Climate change and migrationClimate change is therefore a driver of migration and conflict, especially in regions in which vital resources are especially scarce. In the last 20 years, climate events and related disasters have increased in frequency and severity; approximately 1.3 million people have died and the global economy has lost $3 trillion as a result. In 2018 alone, 17.2 million people were displaced by natural disasters such as hurricanes, cyclones and flooding; many are unable to return home.
The UN recommends addressing climate change by cutting greenhouse emissions, improving resilience and improving education on climate change. Through these actions, the impact of climate change can be minimized and the likelihood of displacement and conflict averted. This recommendation is one of the UN’s Sustainable Development Goals, which form the backbone of its 2030 Agenda for Sustainable Development. The UN set these goals in 2015 in a range of areas including poverty, inequality, climate, environmental degradation, prosperity, and peace and justice.
The UN’s current focus is therefore on mitigating further climate migration rather than expanding the definition of refugees or creating a specific legal status for climate migrants. This places climate migrants in a vulnerable position when migrating across, though as the UN notes, the majority of migration is within countries rather than cross-border. However, it seems reasonable to expect that if extreme weather events increase in frequency and severity, migration across longer distances and across borders will increase. This raises multiple challenges, not least from an intercultural perspective.
BAMIK's commitmentAs a consultancy and training provider in intercultural communication, BAMIK regularly works with refugees who have come to Germany to escape conflict and find safety. We work both to help these people settle into their new surroundings and help local communities and organizations adapt to new neighbors, colleagues or employees. Climate migrants may face new challenges in adapting because of their unique legal and economic status. The need for mediation and intercultural communication skills may therefore grow in response to the new challenges posed by this increased instability and migration.
Future trends in migration depend on the UN’s success in limiting climate change and mitigating the effects of climate events and climate-based conflict. Its promotion of the International Day of Peace is just one element in its strategy to achieve its ambitions by 2030.

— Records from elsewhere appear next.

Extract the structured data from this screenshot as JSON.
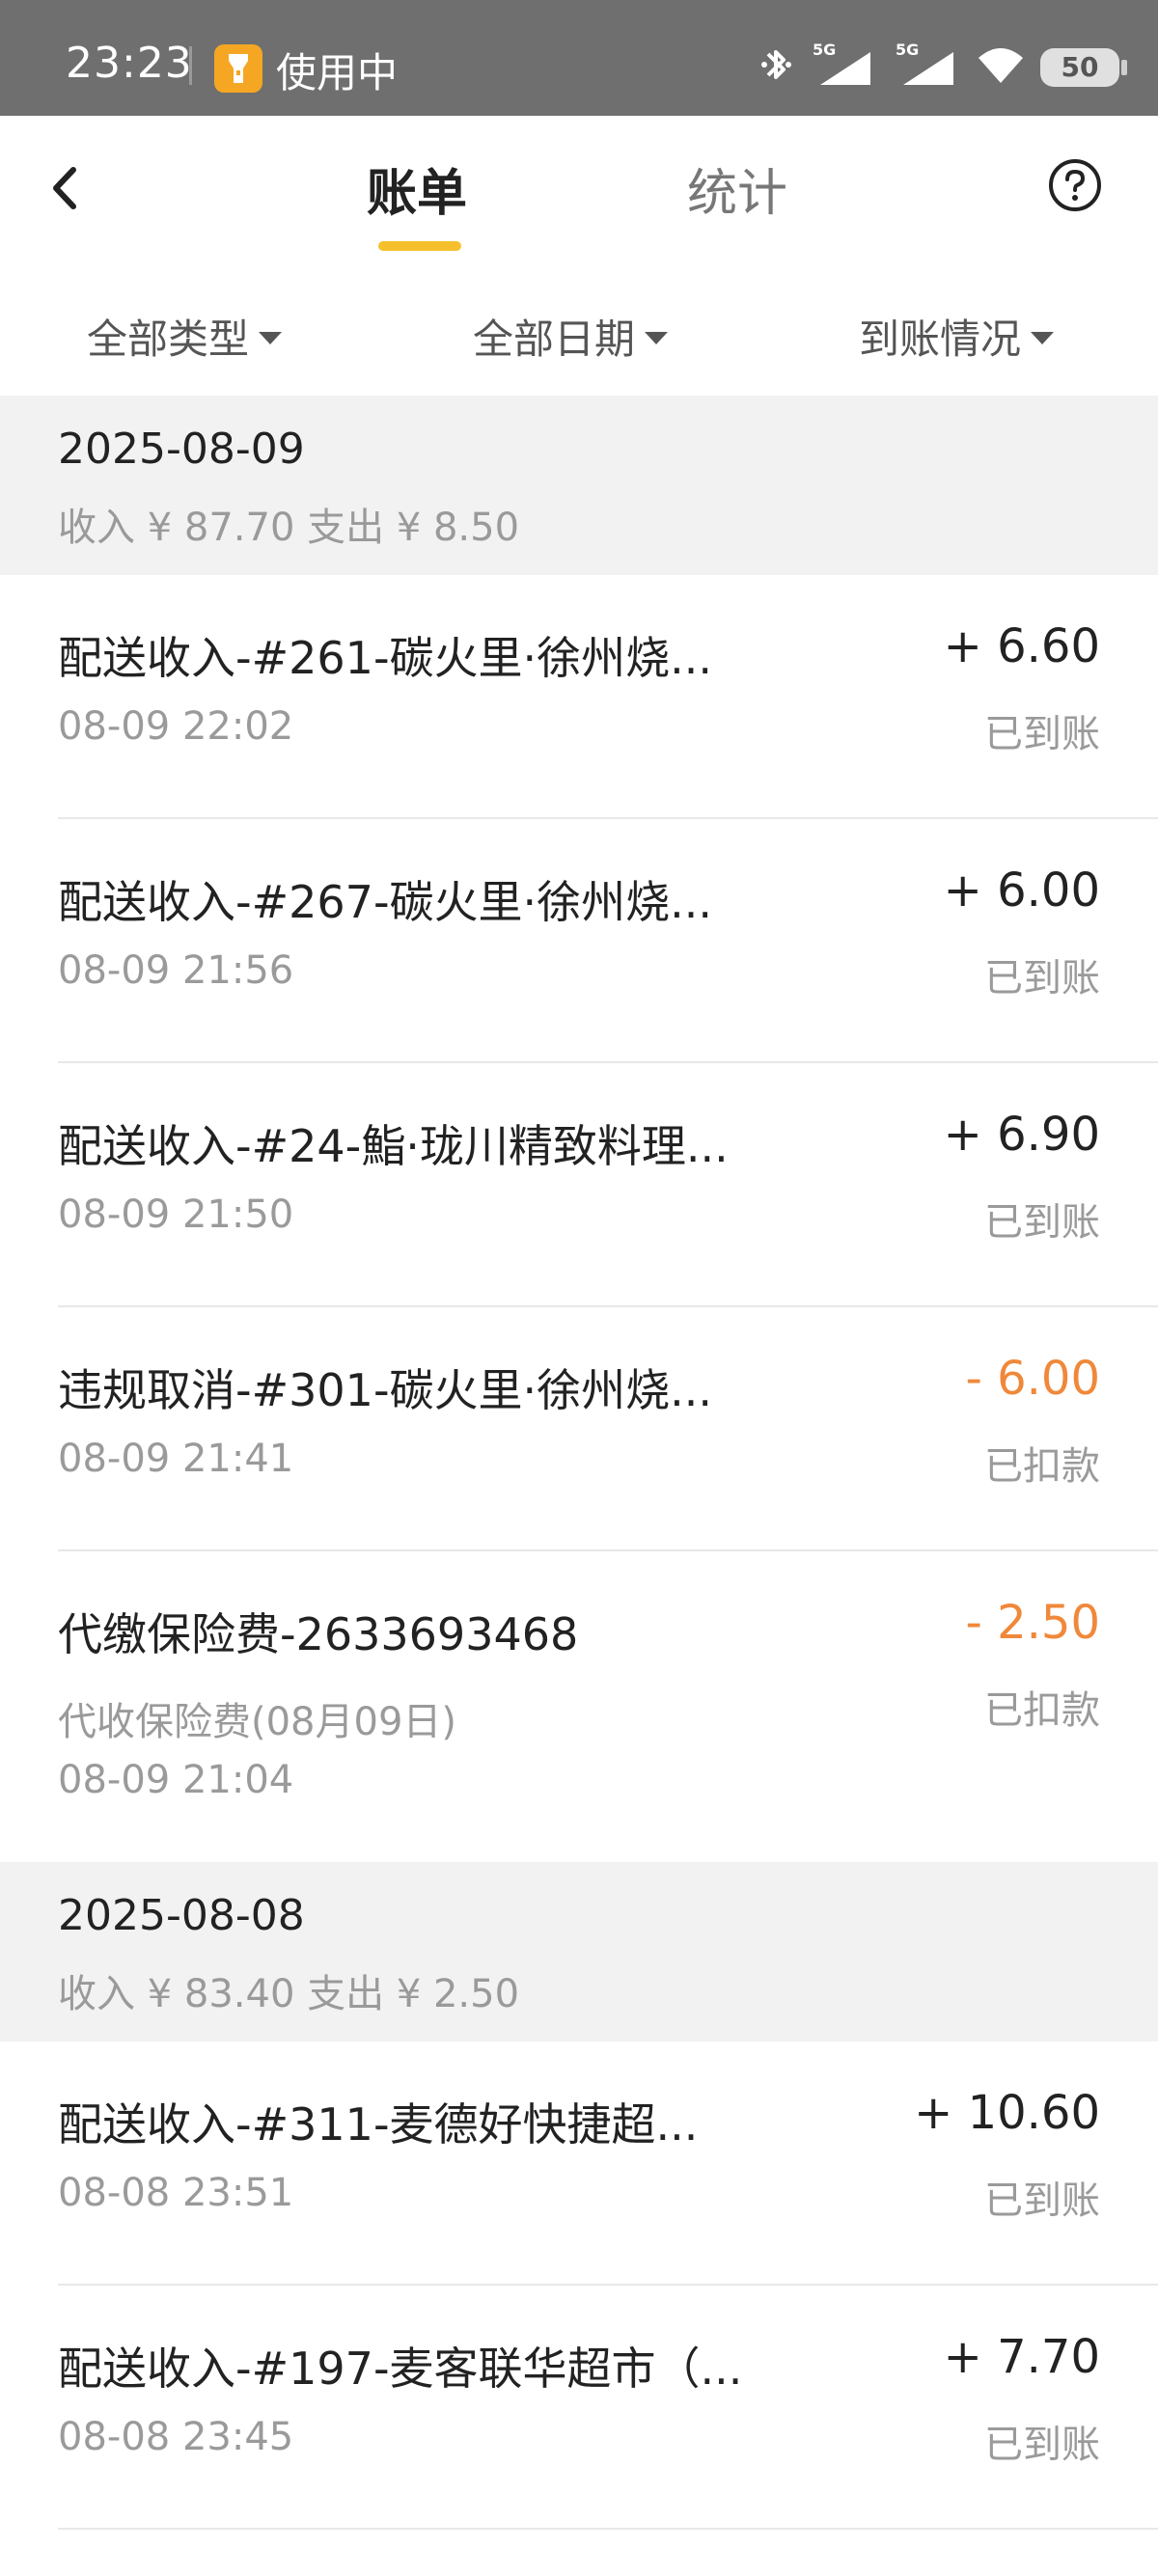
{
  "status_bar": {
    "time": "23:23",
    "indicator_label": "使用中",
    "network_label_1": "5G",
    "network_label_2": "5G",
    "battery": "50",
    "icons": [
      "flashlight-icon",
      "bluetooth-icon",
      "signal-icon",
      "signal-icon",
      "wifi-icon",
      "battery-icon"
    ]
  },
  "header": {
    "tabs": [
      {
        "label": "账单",
        "active": true
      },
      {
        "label": "统计",
        "active": false
      }
    ],
    "icons": [
      "back-icon",
      "help-icon"
    ]
  },
  "filters": [
    {
      "label": "全部类型"
    },
    {
      "label": "全部日期"
    },
    {
      "label": "到账情况"
    }
  ],
  "groups": [
    {
      "date": "2025-08-09",
      "summary": "收入 ¥ 87.70 支出 ¥ 8.50",
      "items": [
        {
          "title": "配送收入-#261-碳火里·徐州烧...",
          "time": "08-09 22:02",
          "amount": "+ 6.60",
          "status": "已到账"
        },
        {
          "title": "配送收入-#267-碳火里·徐州烧...",
          "time": "08-09 21:56",
          "amount": "+ 6.00",
          "status": "已到账"
        },
        {
          "title": "配送收入-#24-鮨·珑川精致料理...",
          "time": "08-09 21:50",
          "amount": "+ 6.90",
          "status": "已到账"
        },
        {
          "title": "违规取消-#301-碳火里·徐州烧...",
          "time": "08-09 21:41",
          "amount": "- 6.00",
          "status": "已扣款"
        },
        {
          "title": "代缴保险费-2633693468",
          "subtitle": "代收保险费(08月09日)",
          "time": "08-09 21:04",
          "amount": "- 2.50",
          "status": "已扣款"
        }
      ]
    },
    {
      "date": "2025-08-08",
      "summary": "收入 ¥ 83.40 支出 ¥ 2.50",
      "items": [
        {
          "title": "配送收入-#311-麦德好快捷超...",
          "time": "08-08 23:51",
          "amount": "+ 10.60",
          "status": "已到账"
        },
        {
          "title": "配送收入-#197-麦客联华超市（...",
          "time": "08-08 23:45",
          "amount": "+ 7.70",
          "status": "已到账"
        }
      ]
    }
  ],
  "colors": {
    "accent": "#f5c02c",
    "negative_amount": "#f0883a",
    "status_bar_bg": "#6f6f6f",
    "group_bg": "#f2f2f2",
    "muted_text": "#9a9a9a"
  }
}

For more information on the 2019 International Day of Peace, click here (external link).
For more information on the UN’s Sustainable Development Goals, click here (external link).